= Beginning of Section =
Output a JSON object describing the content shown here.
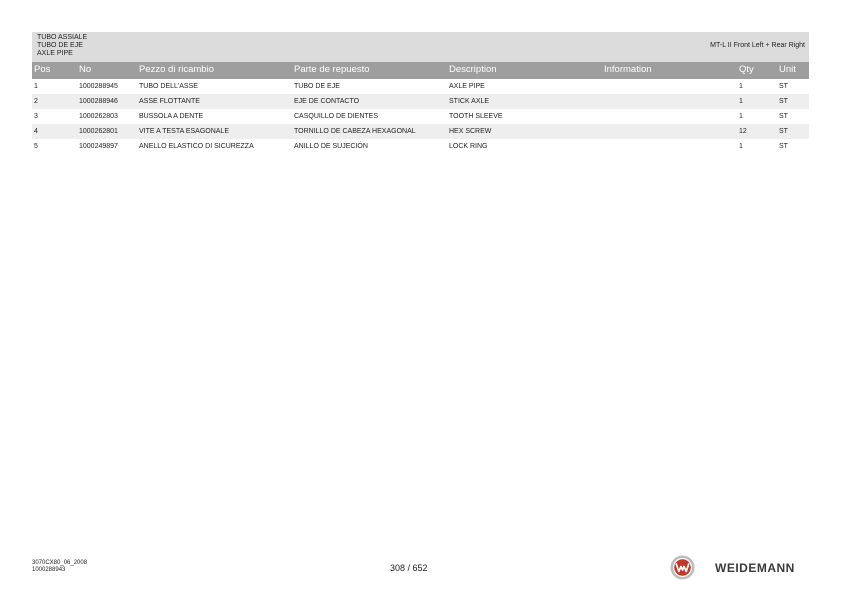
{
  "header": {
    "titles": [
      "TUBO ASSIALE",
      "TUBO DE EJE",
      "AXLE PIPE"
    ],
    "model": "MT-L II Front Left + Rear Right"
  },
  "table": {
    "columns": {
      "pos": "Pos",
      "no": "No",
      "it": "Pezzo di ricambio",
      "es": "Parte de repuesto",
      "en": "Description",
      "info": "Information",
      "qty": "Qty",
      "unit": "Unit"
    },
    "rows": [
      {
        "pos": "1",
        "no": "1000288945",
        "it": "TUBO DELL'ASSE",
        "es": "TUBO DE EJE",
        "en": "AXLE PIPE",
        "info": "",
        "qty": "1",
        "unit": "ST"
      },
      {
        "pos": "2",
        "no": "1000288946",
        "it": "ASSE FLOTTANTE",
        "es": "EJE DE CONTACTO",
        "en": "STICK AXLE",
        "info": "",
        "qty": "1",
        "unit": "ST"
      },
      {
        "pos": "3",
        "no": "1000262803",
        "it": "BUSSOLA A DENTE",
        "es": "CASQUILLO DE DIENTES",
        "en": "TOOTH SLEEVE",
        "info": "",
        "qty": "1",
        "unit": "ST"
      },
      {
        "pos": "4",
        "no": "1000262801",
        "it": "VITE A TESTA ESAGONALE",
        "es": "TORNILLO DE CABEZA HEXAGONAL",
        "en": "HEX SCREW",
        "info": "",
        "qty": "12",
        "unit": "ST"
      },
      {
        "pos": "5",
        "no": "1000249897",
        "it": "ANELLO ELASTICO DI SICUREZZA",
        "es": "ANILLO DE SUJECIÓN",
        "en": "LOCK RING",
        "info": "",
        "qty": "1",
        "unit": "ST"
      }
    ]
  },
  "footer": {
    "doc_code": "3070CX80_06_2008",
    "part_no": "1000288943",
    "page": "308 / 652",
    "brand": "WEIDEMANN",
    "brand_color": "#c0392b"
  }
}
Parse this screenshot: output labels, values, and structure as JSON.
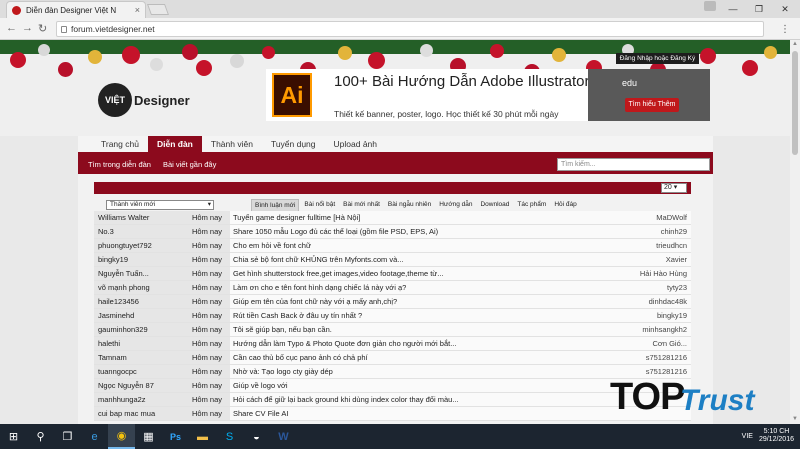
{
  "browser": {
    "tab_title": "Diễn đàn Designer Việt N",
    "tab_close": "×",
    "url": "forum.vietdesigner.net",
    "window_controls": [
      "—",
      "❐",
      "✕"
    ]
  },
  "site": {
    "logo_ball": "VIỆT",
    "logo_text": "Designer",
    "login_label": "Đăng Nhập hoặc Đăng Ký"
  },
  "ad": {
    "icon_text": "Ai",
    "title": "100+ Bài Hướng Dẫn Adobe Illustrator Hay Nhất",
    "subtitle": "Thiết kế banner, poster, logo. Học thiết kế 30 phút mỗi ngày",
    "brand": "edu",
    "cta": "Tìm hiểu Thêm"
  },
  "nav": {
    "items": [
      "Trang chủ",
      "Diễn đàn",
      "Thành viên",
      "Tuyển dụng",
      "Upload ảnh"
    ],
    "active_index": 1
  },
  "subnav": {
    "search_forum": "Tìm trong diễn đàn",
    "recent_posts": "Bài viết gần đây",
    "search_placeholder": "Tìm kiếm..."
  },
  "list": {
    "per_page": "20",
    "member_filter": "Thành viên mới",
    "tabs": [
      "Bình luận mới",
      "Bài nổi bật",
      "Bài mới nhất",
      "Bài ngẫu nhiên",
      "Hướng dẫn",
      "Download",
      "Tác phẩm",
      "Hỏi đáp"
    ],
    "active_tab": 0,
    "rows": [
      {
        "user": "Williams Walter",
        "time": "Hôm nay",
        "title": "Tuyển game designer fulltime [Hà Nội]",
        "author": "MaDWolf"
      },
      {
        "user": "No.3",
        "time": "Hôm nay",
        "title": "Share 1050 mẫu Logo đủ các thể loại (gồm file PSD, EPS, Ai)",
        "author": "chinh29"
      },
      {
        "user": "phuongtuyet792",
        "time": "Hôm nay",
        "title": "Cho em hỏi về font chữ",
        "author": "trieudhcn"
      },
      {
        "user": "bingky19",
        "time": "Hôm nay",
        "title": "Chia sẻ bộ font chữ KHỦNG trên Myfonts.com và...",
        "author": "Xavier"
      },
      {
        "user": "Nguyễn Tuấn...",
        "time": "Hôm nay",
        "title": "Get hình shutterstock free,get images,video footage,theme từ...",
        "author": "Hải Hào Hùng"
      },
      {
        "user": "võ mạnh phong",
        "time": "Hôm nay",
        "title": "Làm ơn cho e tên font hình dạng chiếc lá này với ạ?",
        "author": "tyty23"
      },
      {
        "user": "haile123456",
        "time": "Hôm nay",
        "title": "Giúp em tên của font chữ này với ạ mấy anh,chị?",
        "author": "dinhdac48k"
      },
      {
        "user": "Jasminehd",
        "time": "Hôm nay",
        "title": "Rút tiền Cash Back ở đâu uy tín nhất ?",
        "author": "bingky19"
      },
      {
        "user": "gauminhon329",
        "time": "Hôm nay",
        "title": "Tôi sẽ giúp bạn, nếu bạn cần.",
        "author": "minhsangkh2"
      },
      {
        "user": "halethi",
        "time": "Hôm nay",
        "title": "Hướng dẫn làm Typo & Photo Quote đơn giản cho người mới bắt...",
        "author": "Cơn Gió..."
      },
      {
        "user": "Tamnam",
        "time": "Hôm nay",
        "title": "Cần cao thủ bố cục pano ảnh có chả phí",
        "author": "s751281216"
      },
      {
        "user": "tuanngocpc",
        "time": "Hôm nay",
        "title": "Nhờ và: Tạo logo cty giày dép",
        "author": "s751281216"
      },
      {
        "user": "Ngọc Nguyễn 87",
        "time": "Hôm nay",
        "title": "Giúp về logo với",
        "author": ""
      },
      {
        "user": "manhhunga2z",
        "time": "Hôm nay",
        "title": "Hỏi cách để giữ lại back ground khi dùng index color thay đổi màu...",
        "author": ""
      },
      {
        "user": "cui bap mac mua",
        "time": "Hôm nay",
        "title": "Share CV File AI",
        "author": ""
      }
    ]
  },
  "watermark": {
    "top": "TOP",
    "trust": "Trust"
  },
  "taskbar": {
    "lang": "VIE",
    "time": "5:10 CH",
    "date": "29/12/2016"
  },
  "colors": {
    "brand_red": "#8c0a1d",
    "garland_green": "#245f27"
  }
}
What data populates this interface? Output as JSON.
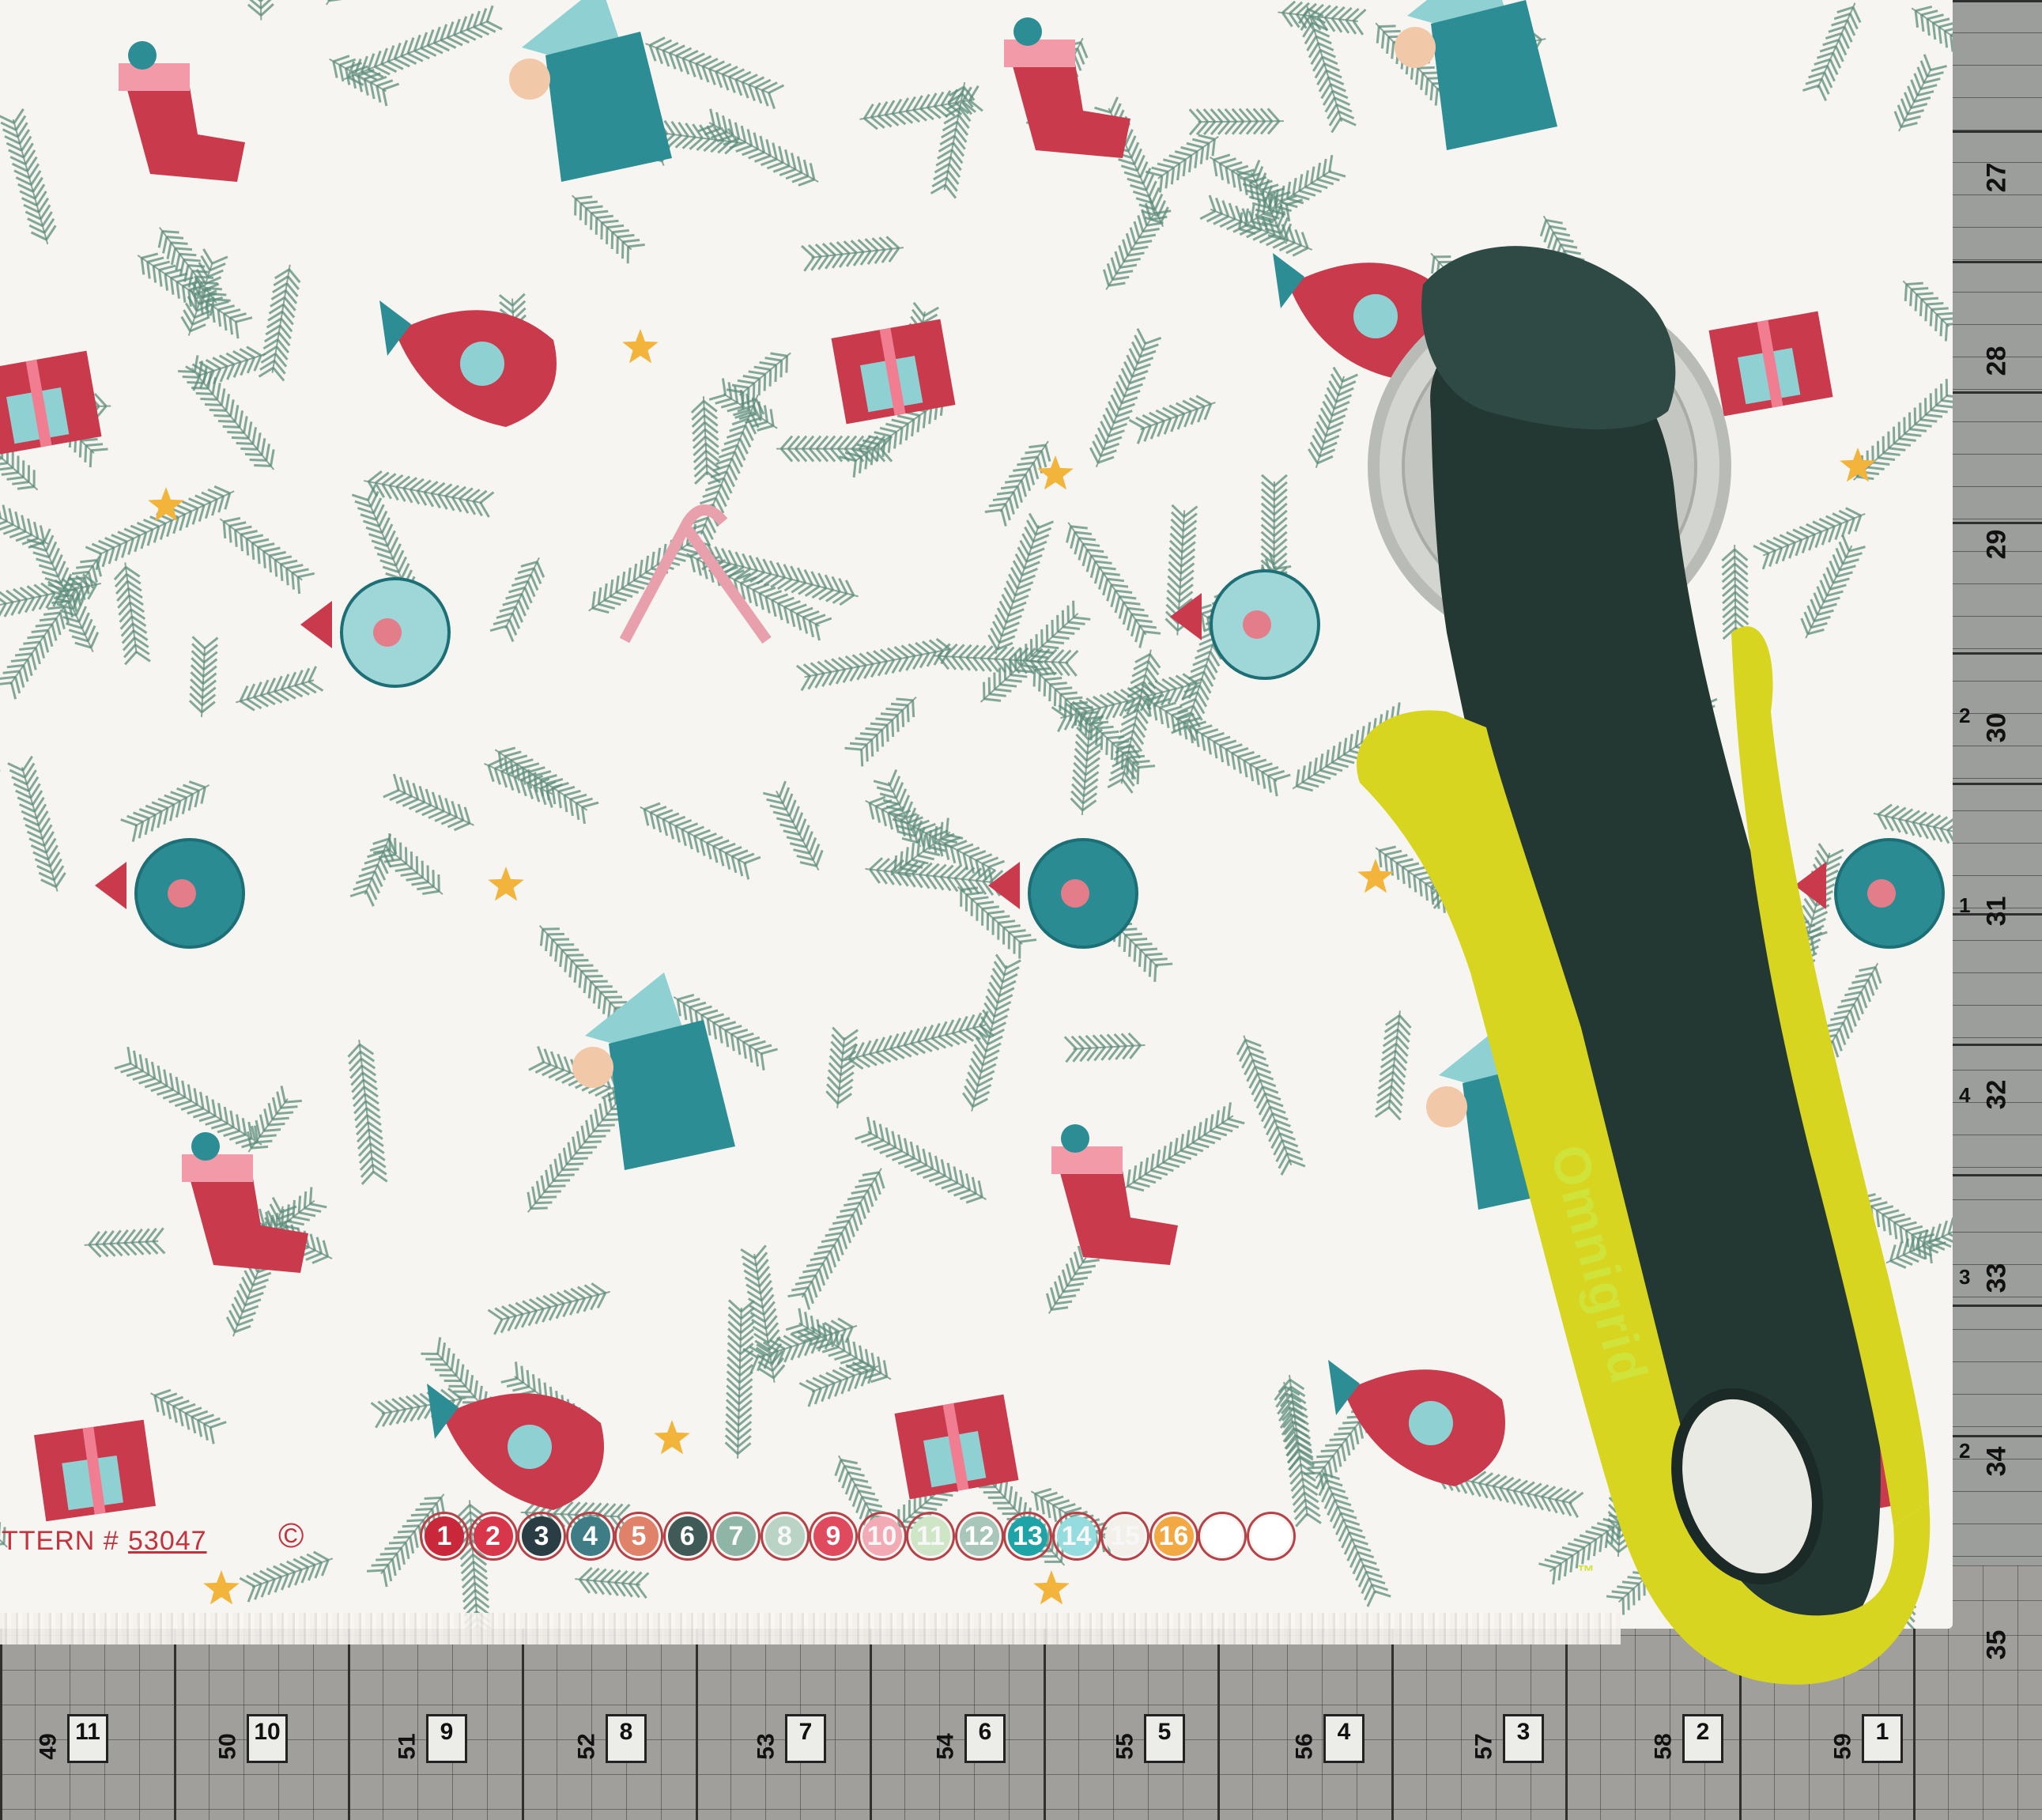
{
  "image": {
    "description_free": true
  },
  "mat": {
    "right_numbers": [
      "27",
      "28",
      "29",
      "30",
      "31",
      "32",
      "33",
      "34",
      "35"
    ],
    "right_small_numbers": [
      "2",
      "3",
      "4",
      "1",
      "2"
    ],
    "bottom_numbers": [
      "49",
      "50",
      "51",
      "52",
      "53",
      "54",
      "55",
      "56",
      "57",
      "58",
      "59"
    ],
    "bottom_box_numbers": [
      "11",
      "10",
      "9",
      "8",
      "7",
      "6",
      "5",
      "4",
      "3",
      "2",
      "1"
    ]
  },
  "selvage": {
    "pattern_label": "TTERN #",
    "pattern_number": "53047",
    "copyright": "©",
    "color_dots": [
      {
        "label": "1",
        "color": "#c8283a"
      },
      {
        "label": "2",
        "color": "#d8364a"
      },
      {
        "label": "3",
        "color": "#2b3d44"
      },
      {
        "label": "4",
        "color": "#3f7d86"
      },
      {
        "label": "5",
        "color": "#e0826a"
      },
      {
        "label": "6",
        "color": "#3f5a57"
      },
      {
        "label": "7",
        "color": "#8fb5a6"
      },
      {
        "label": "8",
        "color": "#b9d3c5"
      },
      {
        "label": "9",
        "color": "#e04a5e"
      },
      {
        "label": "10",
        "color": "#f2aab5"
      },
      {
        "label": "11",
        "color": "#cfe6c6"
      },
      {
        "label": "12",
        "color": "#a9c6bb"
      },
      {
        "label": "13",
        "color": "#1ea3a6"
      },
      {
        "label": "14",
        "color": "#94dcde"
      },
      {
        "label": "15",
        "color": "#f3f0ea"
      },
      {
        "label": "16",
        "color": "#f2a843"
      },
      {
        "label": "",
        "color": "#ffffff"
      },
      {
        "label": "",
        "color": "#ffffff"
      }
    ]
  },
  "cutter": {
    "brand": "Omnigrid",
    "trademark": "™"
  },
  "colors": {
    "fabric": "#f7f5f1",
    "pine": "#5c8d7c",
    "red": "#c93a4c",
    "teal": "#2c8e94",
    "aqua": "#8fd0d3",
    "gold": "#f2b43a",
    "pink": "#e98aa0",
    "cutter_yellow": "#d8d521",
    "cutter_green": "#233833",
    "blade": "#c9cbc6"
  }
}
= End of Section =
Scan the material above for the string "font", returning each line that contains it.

__WRITTEN RESPONSE__:
        "title": "Cho em hỏi về font chữ",
        "title": "Chia sẻ bộ font chữ KHỦNG trên Myfonts.com và...",
        "title": "Làm ơn cho e tên font hình dạng chiếc lá này với ạ?",
        "title": "Giúp em tên của font chữ này với ạ mấy anh,chị?",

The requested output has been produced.